South Africa is a nation starkly divided along economic lines. Expensive sports cars glide through Johannesburg’s potholed streets as crammed Toyota minibuses sputter along beside them. Half of the population lives below the poverty line. Some newspapers warned that the conflict could snowball, and others criticized top leaders for not showing sufficient leadership.

South Africa’s president, Jacob Zuma, has called for a week of mourning. The mining company has also relented on its initial stance, in which they gave striking workers a choice: Return to work or be fired. Workers said they plan to regroup. One protestor, who identified himself only as Siphiwo, told The Root that he and his colleagues would not back down.

Some residents of Wonderkop, a nearby town that lies in the shadow of the mine, said they’re struggling to understand what happened. One miner, who asked to only be identified by his first name, Thabo, said he was still traumatized because four or five of his friends were shot.

Many residents still didn’t know days later where their friends and relatives were — dead, in the hospital or among the more than 250 people arrested and facing charges ranging from destruction of property to murder. Daniel Modisenyane, 54, said he was “shocked” by the violence. He also said he believes police misconstrued miners’ rudimentary weapons as more of a threat than they were.

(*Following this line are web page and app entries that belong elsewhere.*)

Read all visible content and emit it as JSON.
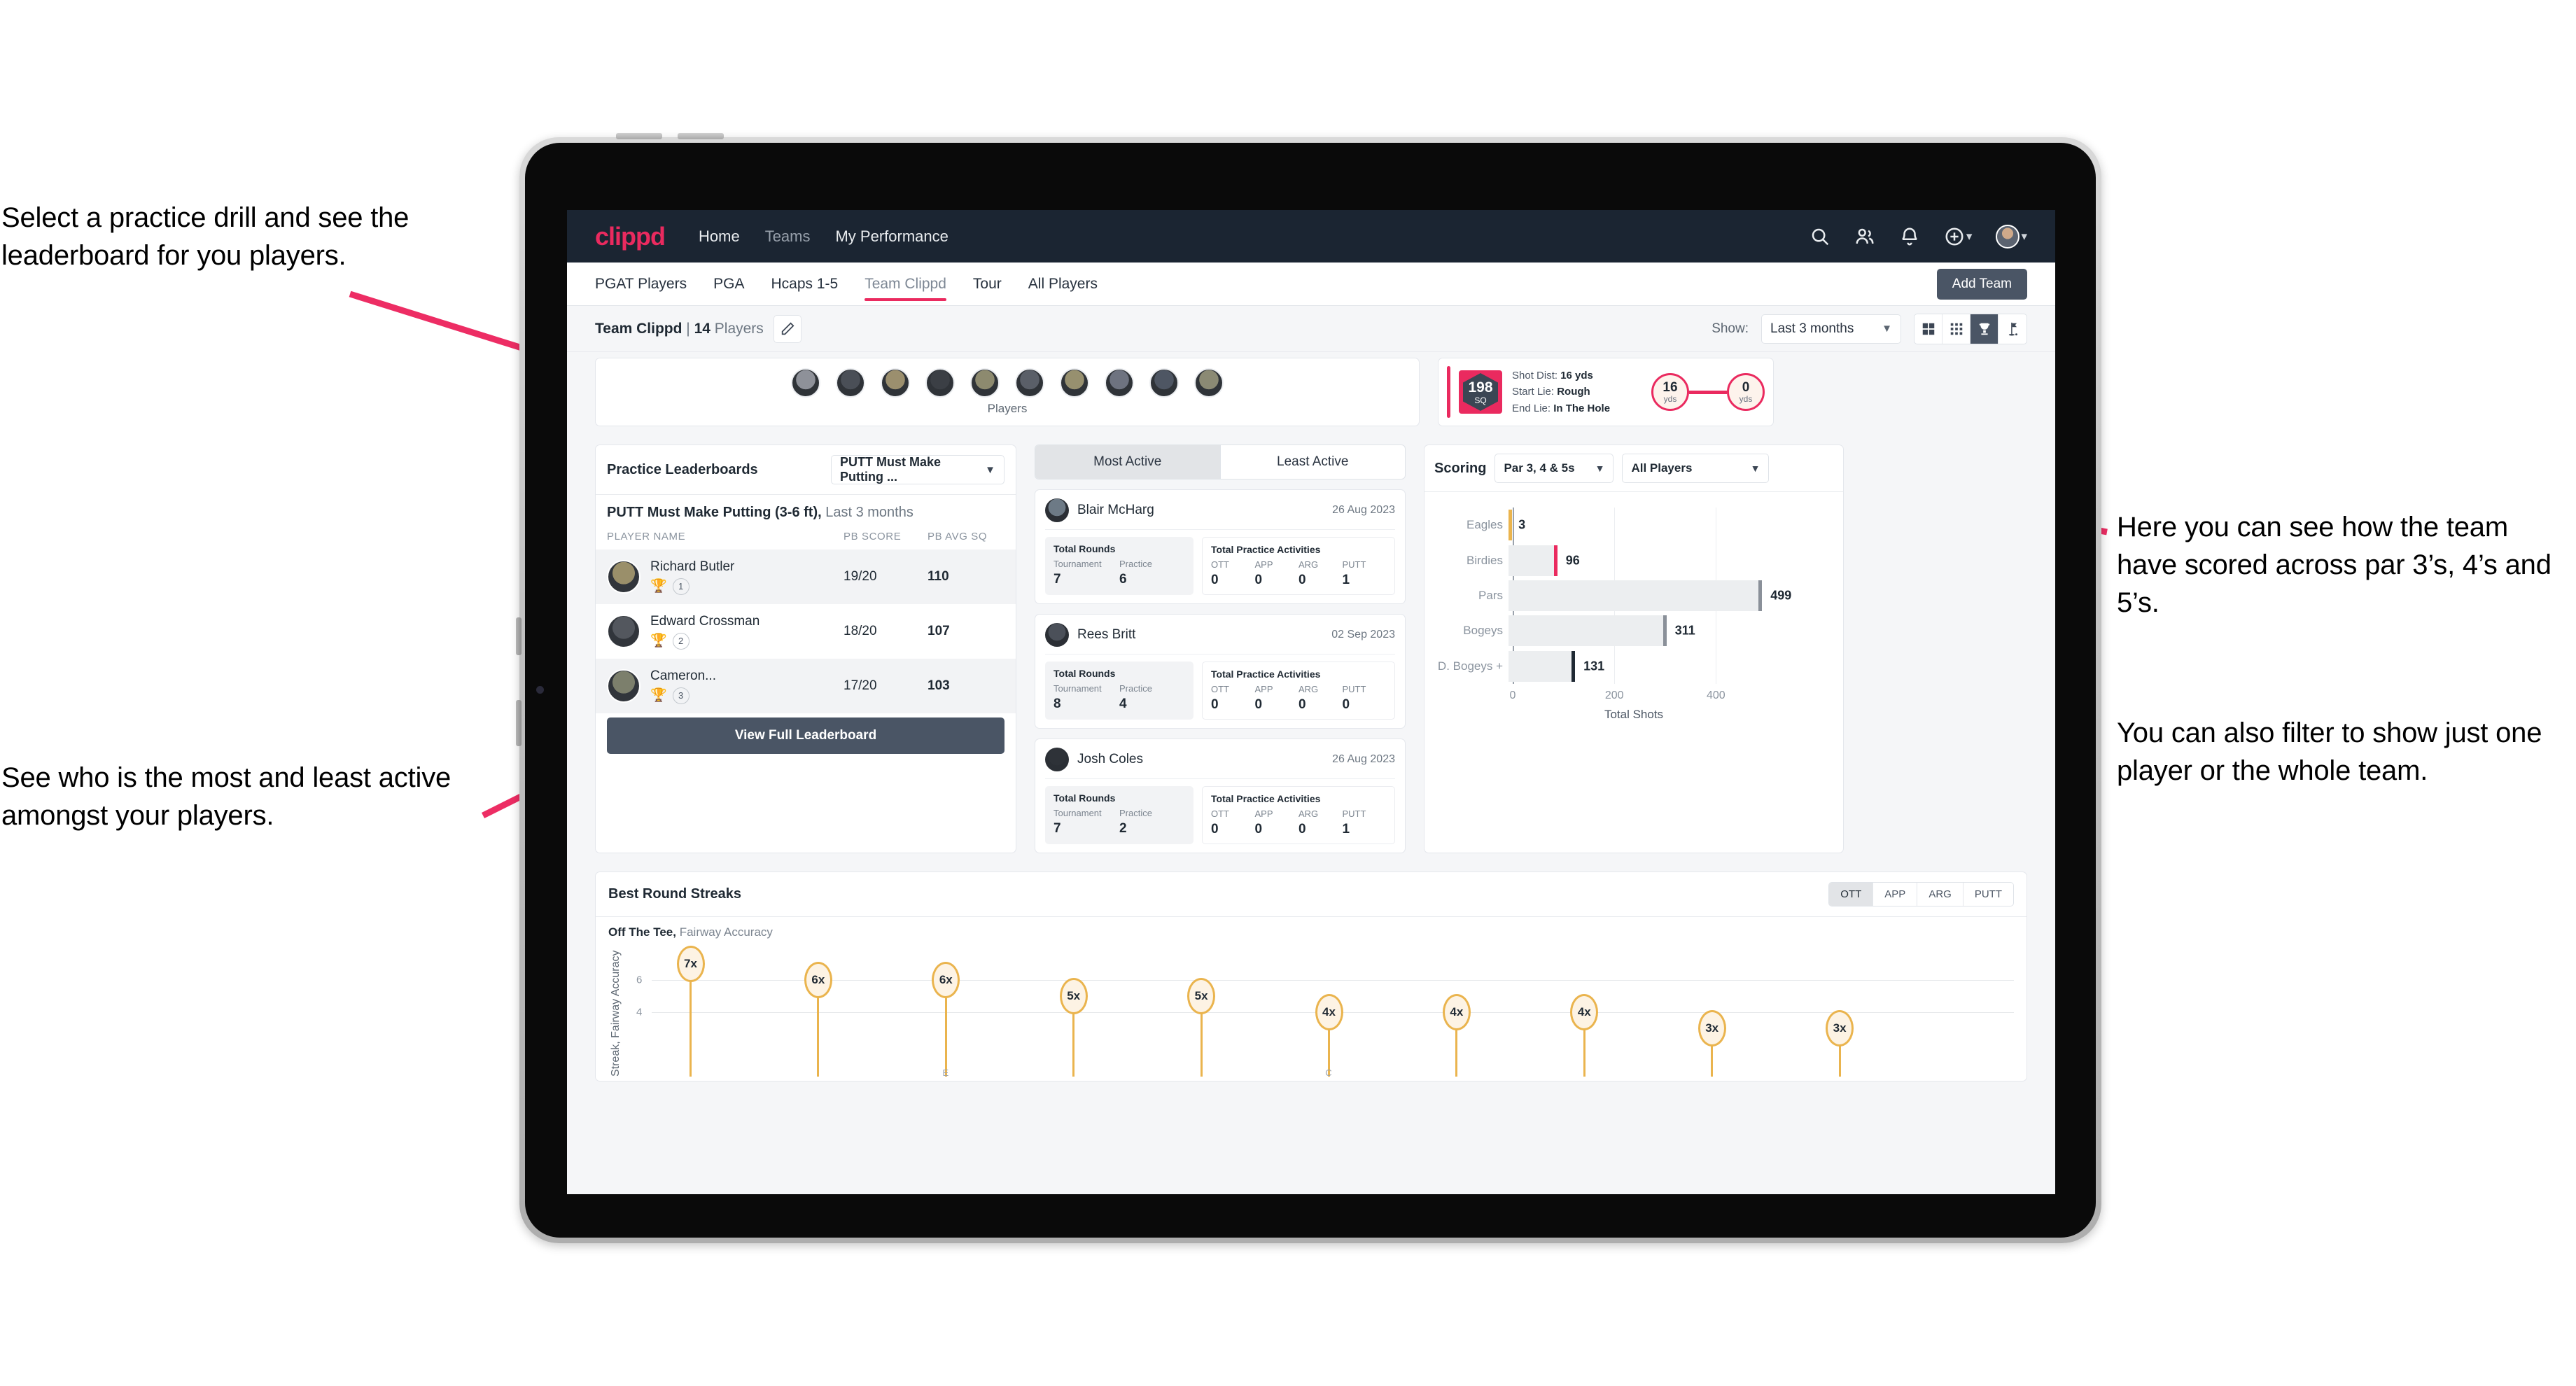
{
  "annotations": {
    "practice": "Select a practice drill and see the leaderboard for you players.",
    "active": "See who is the most and least active amongst your players.",
    "scoring": "Here you can see how the team have scored across par 3’s, 4’s and 5’s.",
    "filter": "You can also filter to show just one player or the whole team.",
    "accent_color": "#ed2d64"
  },
  "app": {
    "logo": "clippd",
    "nav": [
      {
        "label": "Home",
        "active": true
      },
      {
        "label": "Teams",
        "active": false
      },
      {
        "label": "My Performance",
        "active": true
      }
    ],
    "header_icons": [
      "search-icon",
      "people-icon",
      "bell-icon",
      "plus-circle-icon",
      "avatar"
    ]
  },
  "tabs": [
    {
      "label": "PGAT Players",
      "active": false
    },
    {
      "label": "PGA",
      "active": false
    },
    {
      "label": "Hcaps 1-5",
      "active": false
    },
    {
      "label": "Team Clippd",
      "active": true
    },
    {
      "label": "Tour",
      "active": false
    },
    {
      "label": "All Players",
      "active": false
    }
  ],
  "add_team_button": "Add Team",
  "subbar": {
    "team_name": "Team Clippd",
    "separator": " | ",
    "player_count": "14",
    "players_word": " Players",
    "edit_icon": "pencil-icon",
    "show_label": "Show:",
    "show_value": "Last 3 months",
    "view_buttons": [
      {
        "name": "grid-view-icon",
        "active": false
      },
      {
        "name": "dense-grid-view-icon",
        "active": false
      },
      {
        "name": "trophy-view-icon",
        "active": true
      },
      {
        "name": "flag-view-icon",
        "active": false
      }
    ]
  },
  "players_strip": {
    "caption": "Players",
    "avatar_count": 10
  },
  "shot_card": {
    "sq_value": "198",
    "sq_label": "SQ",
    "shot_dist_label": "Shot Dist:",
    "shot_dist_value": "16 yds",
    "start_lie_label": "Start Lie:",
    "start_lie_value": "Rough",
    "end_lie_label": "End Lie:",
    "end_lie_value": "In The Hole",
    "start_circle": {
      "value": "16",
      "unit": "yds"
    },
    "end_circle": {
      "value": "0",
      "unit": "yds"
    }
  },
  "practice_leaderboard": {
    "title": "Practice Leaderboards",
    "drill_select": "PUTT Must Make Putting ...",
    "subtitle_bold": "PUTT Must Make Putting (3-6 ft),",
    "subtitle_light": " Last 3 months",
    "columns": [
      "PLAYER NAME",
      "PB SCORE",
      "PB AVG SQ"
    ],
    "rows": [
      {
        "name": "Richard Butler",
        "rank": "1",
        "trophy": "gold",
        "pb_score": "19/20",
        "pb_avg_sq": "110"
      },
      {
        "name": "Edward Crossman",
        "rank": "2",
        "trophy": "silver",
        "pb_score": "18/20",
        "pb_avg_sq": "107"
      },
      {
        "name": "Cameron...",
        "rank": "3",
        "trophy": "bronze",
        "pb_score": "17/20",
        "pb_avg_sq": "103"
      }
    ],
    "button": "View Full Leaderboard"
  },
  "activity": {
    "tabs": [
      {
        "label": "Most Active",
        "active": true
      },
      {
        "label": "Least Active",
        "active": false
      }
    ],
    "rounds_title": "Total Rounds",
    "rounds_cols": [
      "Tournament",
      "Practice"
    ],
    "acts_title": "Total Practice Activities",
    "acts_cols": [
      "OTT",
      "APP",
      "ARG",
      "PUTT"
    ],
    "players": [
      {
        "name": "Blair McHarg",
        "date": "26 Aug 2023",
        "tournament": "7",
        "practice": "6",
        "ott": "0",
        "app": "0",
        "arg": "0",
        "putt": "1"
      },
      {
        "name": "Rees Britt",
        "date": "02 Sep 2023",
        "tournament": "8",
        "practice": "4",
        "ott": "0",
        "app": "0",
        "arg": "0",
        "putt": "0"
      },
      {
        "name": "Josh Coles",
        "date": "26 Aug 2023",
        "tournament": "7",
        "practice": "2",
        "ott": "0",
        "app": "0",
        "arg": "0",
        "putt": "1"
      }
    ]
  },
  "scoring": {
    "title": "Scoring",
    "par_select": "Par 3, 4 & 5s",
    "player_select": "All Players"
  },
  "streaks": {
    "title": "Best Round Streaks",
    "toggle": [
      {
        "label": "OTT",
        "active": true
      },
      {
        "label": "APP",
        "active": false
      },
      {
        "label": "ARG",
        "active": false
      },
      {
        "label": "PUTT",
        "active": false
      }
    ],
    "sub_bold": "Off The Tee,",
    "sub_light": " Fairway Accuracy"
  },
  "chart_data": [
    {
      "type": "bar",
      "orientation": "horizontal",
      "title": "Scoring",
      "categories": [
        "Eagles",
        "Birdies",
        "Pars",
        "Bogeys",
        "D. Bogeys +"
      ],
      "values": [
        3,
        96,
        499,
        311,
        131
      ],
      "cap_colors": [
        "#eab44e",
        "#ea2a5f",
        "#8a9099",
        "#8a9099",
        "#1f2933"
      ],
      "xlabel": "Total Shots",
      "ylabel": "",
      "xlim": [
        0,
        540
      ],
      "xticks": [
        0,
        200,
        400
      ],
      "grid": true,
      "legend": "none"
    },
    {
      "type": "scatter",
      "variant": "lollipop",
      "title": "Best Round Streaks",
      "subtitle": "Off The Tee, Fairway Accuracy",
      "ylabel": "Streak, Fairway Accuracy",
      "xlabel": "",
      "ylim": [
        0,
        8
      ],
      "yticks": [
        4,
        6
      ],
      "grid": true,
      "labels": [
        "7x",
        "6x",
        "6x",
        "5x",
        "5x",
        "4x",
        "4x",
        "4x",
        "3x",
        "3x"
      ],
      "values": [
        7,
        6,
        6,
        5,
        5,
        4,
        4,
        4,
        3,
        3
      ],
      "x_tick_labels": [
        "",
        "",
        "E",
        "",
        "",
        "C",
        "",
        "",
        "",
        ""
      ],
      "marker_color": "#eab44e",
      "marker_fill": "#fdf3e4"
    }
  ]
}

“Culturally speaking, some of us, you have various language groups and you have various ethnic groups, other cultures, they hold their knobkerrie, their [stick], whatever, like what is happening in [Afghanistan],” he told The Root. “In [Afghanistan], people are carrying long guns, you know, that is cultural. When something comes, well, you cannot be empty-handed, as you know. Not that I condone what has happened.”